Uses In Diagnosis

About MRI

Magnetic Resonance Imaging (MRI) is a form of medical imaging that uses powerful magnets and radio waves to create detailed images of the body. This non-invasive imaging technique is used to diagnose and monitor a wide range of medical conditions, from brain tumors to joint problems. MRI imaging provides exceptional detail of soft tissues, organs and other structures in the body that are not seen in a conventional x-ray or CAT scans.

MRI works by using powerful magnets to align the nuclei of hydrogen atoms within the body. Radiofrequency waves are then sent through the area being examined and detected by the magnetized nuclei. The signal is sent to a computer where it is interpreted into an image that can be viewed on a monitor. MRI images can be used to accurately diagnose injury or disease and guide treatment decisions.

MRI scans are painless and generally safe, but there are some risks involved with using this technology. They include exposure to magnetic fields; potential allergic reactions; and risk of burns from contact with metal objects during scanning. To help reduce these risks, patients should inform their healthcare provider if they have any medical implants or other metal objects in their body before having an MRI scan.

In recent years, advances in MRI technology have made it possible for doctors to use this imaging technique for more than just diagnosing diseases and injuries. MRI scans can now be used for monitoring the progression of certain diseases, such as cancer or heart disease, as well as for assessing organ function and guiding treatments such as radiation therapy or biopsies.

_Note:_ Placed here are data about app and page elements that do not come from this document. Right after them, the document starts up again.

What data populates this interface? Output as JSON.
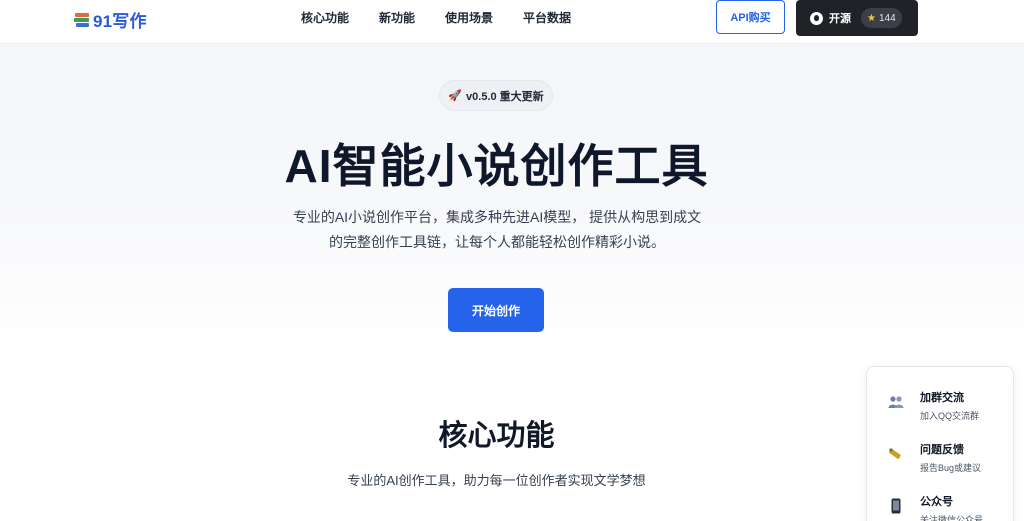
{
  "header": {
    "logo_text": "91写作",
    "nav": [
      "核心功能",
      "新功能",
      "使用场景",
      "平台数据"
    ],
    "api_button": "API购买",
    "github_button": "开源",
    "star_count": "144"
  },
  "hero": {
    "version_badge": "v0.5.0 重大更新",
    "title": "AI智能小说创作工具",
    "subtitle_line1": "专业的AI小说创作平台，集成多种先进AI模型， 提供从构思到成文",
    "subtitle_line2": "的完整创作工具链，让每个人都能轻松创作精彩小说。",
    "cta": "开始创作"
  },
  "features": {
    "title": "核心功能",
    "subtitle": "专业的AI创作工具，助力每一位创作者实现文学梦想"
  },
  "float_panel": {
    "items": [
      {
        "icon": "people-icon",
        "title": "加群交流",
        "desc": "加入QQ交流群"
      },
      {
        "icon": "feedback-icon",
        "title": "问题反馈",
        "desc": "报告Bug或建议"
      },
      {
        "icon": "phone-icon",
        "title": "公众号",
        "desc": "关注微信公众号"
      }
    ]
  },
  "colors": {
    "accent": "#2563eb",
    "dark_button": "#1f2328"
  }
}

In summary, Magnetic Resonance Imaging is a powerful tool that has revolutionized medicine by providing physicians with detailed images of the body’s internal structures without the need for invasive surgery or radiation exposure. With its ability to provide accurate diagnosis and guide targeted treatments, MRI is an important diagnostic tool in modern healthcare.Uses In Diagnosis

There are several different types of MRI scans, each of which provides different information about the body. The most common type of MRI scan is a structural MRI scan, which produces detailed images of the organs and other structures within the body. This type of scan is used to diagnose conditions such as stroke, tumors and spinal cord injuries.

Functional MRI (fMRI) scans to measure changes in blood flow to specific areas of the brain, allowing doctors to evaluate how different parts of the brain are functioning. This type of imaging is used to diagnose neurological conditions like Alzheimer’s disease and epilepsy.

Diffusion-weighted imaging (DWI) measures the movement of water molecules within tissues, allowing doctors to detect abnormalities in tissues that may be indicative of disease or injury. This type of imaging is often used to diagnose stroke and can help guide treatment decisions.

Magnetic resonance angiography (MRA) uses contrast dye to create detailed images of the arteries and veins in the body. This type of imaging is used to diagnose blockages or narrowing in blood vessels, which can be caused by heart disease or aneurysms.

Finally, magnetic resonance spectroscopy (MRS) measures the chemical composition and metabolism of tissues in order to diagnose metabolic disorders like diabetes and cancer. MRS is also used for monitoring treatment progress in patients with certain types of cancer.

MRI scans are generally safe, but there are some risks associated with this imaging technique. The most common risk is exposure to the magnetic fields used in the scan, which can cause dizziness or nausea in some people. Patients should also inform their healthcare provider if they have any metal objects in their body before having an MRI scan, as these can heat up and cause burns during the scan.

In addition, some patients may experience an allergic reaction to the contrast dye used in certain types of MRI scans. If you have any concerns about the safety of an MRI scan, it is important to discuss them with your healthcare provider before undergoing the procedure.